BEGIN

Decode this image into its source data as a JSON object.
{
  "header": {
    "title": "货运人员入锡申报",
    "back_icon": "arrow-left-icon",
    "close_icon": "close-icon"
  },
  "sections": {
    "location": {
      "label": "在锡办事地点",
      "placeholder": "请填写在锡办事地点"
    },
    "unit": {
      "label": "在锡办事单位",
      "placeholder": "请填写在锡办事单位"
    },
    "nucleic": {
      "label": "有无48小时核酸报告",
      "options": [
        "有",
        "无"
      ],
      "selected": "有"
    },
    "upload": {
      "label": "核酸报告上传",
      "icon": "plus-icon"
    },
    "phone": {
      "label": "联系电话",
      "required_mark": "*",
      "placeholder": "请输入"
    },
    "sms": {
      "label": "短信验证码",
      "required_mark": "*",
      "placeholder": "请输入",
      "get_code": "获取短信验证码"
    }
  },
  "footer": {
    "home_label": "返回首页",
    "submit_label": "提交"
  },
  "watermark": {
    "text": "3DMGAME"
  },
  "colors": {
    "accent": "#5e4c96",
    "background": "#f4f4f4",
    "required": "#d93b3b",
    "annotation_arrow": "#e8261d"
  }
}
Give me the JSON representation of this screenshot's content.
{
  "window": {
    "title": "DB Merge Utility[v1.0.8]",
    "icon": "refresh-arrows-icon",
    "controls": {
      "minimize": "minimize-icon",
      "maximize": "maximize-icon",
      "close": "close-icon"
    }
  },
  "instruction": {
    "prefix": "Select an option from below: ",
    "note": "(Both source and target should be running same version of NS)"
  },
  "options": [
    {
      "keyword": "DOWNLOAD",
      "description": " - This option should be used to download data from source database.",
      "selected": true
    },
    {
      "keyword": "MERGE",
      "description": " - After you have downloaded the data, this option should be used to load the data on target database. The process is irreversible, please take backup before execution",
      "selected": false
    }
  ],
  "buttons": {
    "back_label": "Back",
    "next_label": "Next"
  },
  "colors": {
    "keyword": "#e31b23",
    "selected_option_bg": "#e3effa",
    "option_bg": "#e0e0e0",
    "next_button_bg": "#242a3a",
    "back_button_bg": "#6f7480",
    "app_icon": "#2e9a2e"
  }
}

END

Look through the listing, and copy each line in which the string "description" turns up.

      "description": " - This option should be used to download data from source database.",
      "description": " - After you have downloaded the data, this option should be used to load the data on target database. The process is irreversible, please take backup before execution",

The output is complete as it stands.